*What to work on*
For the listing beneath, state how many lines contain the string "post". Give the number by itself.

*Records for processing*
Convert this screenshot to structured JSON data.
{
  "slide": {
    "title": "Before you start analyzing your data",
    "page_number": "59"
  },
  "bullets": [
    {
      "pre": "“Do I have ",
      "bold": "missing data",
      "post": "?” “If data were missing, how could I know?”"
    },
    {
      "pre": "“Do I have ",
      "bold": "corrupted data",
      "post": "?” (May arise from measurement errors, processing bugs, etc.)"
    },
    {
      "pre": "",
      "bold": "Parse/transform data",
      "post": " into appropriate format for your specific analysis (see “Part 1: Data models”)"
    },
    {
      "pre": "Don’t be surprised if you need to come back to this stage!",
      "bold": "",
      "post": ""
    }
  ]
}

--

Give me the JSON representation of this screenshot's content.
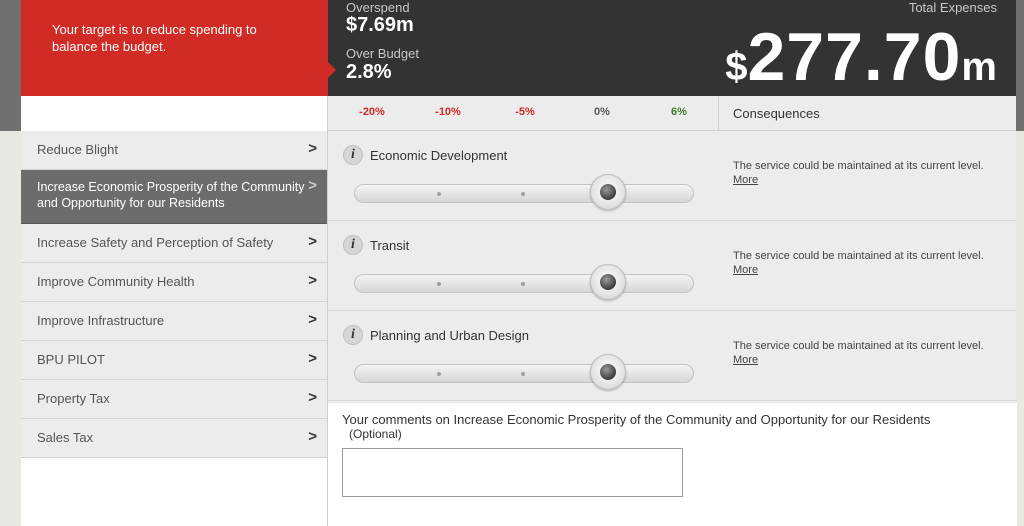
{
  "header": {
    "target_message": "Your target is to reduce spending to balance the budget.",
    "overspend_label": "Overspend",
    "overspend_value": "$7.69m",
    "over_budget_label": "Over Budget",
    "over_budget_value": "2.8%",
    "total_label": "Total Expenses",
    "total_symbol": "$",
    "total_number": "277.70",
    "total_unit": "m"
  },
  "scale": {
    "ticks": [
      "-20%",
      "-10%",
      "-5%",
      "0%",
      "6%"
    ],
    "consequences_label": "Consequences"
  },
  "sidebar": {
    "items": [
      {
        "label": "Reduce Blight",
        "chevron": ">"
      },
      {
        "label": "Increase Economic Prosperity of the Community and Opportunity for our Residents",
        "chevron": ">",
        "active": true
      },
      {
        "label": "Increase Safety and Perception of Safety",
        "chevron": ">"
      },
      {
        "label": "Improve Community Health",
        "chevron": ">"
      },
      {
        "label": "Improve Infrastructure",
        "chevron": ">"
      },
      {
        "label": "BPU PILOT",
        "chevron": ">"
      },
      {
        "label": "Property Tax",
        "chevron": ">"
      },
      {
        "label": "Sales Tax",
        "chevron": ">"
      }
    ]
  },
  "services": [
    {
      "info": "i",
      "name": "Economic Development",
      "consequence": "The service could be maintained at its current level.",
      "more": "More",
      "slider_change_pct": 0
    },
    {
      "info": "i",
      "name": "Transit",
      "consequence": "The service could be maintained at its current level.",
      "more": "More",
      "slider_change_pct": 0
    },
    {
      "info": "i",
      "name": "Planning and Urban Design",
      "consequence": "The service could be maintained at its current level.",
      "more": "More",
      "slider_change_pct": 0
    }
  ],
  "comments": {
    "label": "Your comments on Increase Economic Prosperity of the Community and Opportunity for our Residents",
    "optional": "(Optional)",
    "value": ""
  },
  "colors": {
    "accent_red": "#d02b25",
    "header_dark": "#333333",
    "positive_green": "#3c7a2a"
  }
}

*Task result*
4